Such common sense reminds us of the prudence of Archbishop Lefebvre, who wrote in his Spiritual Journey:

“I can hear them say: “You exaggerate! There are many good bishops who pray, who have the Faith, who are edifying…” Were they saints, as soon as they accept the false religious liberty, hence the secular State; false ecumenism, and hence the admission of many ways of salvation; of liturgical reform, and hence of the practical negation of the Sacrifice of the Mass; of the new catechisms with all their errors and heresies, they officially contribute to the revoluion within the Church and to its destruction!”9

Because we are obliged to observe that the apostasy is growing at the top of the Church, we must more than ever protect the souls from this modernist scandal. As Bishop Fellay wrote in 2002:

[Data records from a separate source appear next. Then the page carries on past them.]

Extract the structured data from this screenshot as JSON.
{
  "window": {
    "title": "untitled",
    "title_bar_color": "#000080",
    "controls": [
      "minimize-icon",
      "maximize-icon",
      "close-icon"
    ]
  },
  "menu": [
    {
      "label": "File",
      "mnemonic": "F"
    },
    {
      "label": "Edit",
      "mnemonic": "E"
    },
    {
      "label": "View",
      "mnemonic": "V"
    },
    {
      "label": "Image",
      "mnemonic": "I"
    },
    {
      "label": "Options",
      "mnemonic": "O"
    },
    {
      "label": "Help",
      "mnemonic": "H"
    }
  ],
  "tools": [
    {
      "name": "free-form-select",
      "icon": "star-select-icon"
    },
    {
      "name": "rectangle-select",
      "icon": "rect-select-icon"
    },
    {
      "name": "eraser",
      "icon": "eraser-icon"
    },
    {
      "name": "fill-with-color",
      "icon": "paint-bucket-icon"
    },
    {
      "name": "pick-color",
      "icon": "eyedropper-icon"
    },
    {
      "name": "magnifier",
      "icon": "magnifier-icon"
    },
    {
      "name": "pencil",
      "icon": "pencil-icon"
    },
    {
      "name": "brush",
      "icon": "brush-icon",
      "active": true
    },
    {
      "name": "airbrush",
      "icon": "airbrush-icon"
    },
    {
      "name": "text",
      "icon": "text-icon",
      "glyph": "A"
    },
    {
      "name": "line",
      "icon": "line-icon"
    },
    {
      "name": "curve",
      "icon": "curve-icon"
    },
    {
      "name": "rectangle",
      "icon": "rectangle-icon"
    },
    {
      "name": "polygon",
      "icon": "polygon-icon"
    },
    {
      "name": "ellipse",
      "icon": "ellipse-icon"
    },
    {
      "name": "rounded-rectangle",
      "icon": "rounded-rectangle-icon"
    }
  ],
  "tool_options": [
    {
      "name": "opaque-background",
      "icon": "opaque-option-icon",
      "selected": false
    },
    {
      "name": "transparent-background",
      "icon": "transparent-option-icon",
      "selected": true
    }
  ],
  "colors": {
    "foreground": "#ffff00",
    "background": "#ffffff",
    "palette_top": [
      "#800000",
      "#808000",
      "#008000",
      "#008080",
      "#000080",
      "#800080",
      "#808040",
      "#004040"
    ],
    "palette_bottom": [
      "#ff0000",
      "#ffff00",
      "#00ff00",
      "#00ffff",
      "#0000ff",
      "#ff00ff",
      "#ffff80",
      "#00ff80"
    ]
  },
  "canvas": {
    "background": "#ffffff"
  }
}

“All of us, in order to preserve this unity, and in the name of our Catholic conscience, have to discard and refuse to take the broad and easy highway proposed by the reforms. It is in order to ease our consciences that we are where we are, and these are not at all eased if we throw ourselves precipitately on a path that we have refused for thirty years … in order to remain Catholic. In the name of the faith of our baptism, it is in the name of the promises of our baptism that we have promised to remain faithful that we say “no” to all that does not assure the safety of our salvation. That is our right, that is our duty.” 10

A year earlier he said :

“If Rome calls us like firefighters to help put out the fire, we will not refuse, but before we enter the inferno, we would ask that they cut off the gas, the source of the fire.”11

Does this not echo what Archbishop Lefebvre wrote at the end of his life, in his Spiritual Journey? He affirmed:

“It is, therefore, a strict duty for every priest wanting to remain Catholic to separate himself from this Conciliar Church for as long as it does not rediscover the Tradition of the Church and of the Catholic Faith.”12

Fr. Philippe Nansenet

  1. Marcel Lefebvre, The Biography by Msgr. Tissier de Mallerais, Clovis, 2002, p. 552 ↩
  2. Declaration of 21 November, 1974 ↩
  3. Le Seignadou, June 2017 ↩
  4. Msgr. Fellay, Sermon on 2 February, 2006, Flavigny ↩
  5. Le Seignadou, June 2017 ↩
  6. We must remembere that these energetic expressions were written by Archbishop Lefebvre ↩
  7. Quoted by Romano Amerio in Iota Unum, p. 14-15 ↩
  8. Msgr. Fellay, conference in Paris, 11 November, 2005 ↩
  9. Msgr. Lefebvre, Spiritual Journey, Iris, 2010, p. 14 ↩
  10. Msgr. Fellay, Letter to Friends and Benefactors, n° 62, June, 2002 ↩
  11. Msgr. Fellay, Letter to Friends and Benefactors, n° 60, May, 2001 ↩
  12. Msgr. Lefebvre, Spiritual Journey, Iris, 2010, p. 40 ↩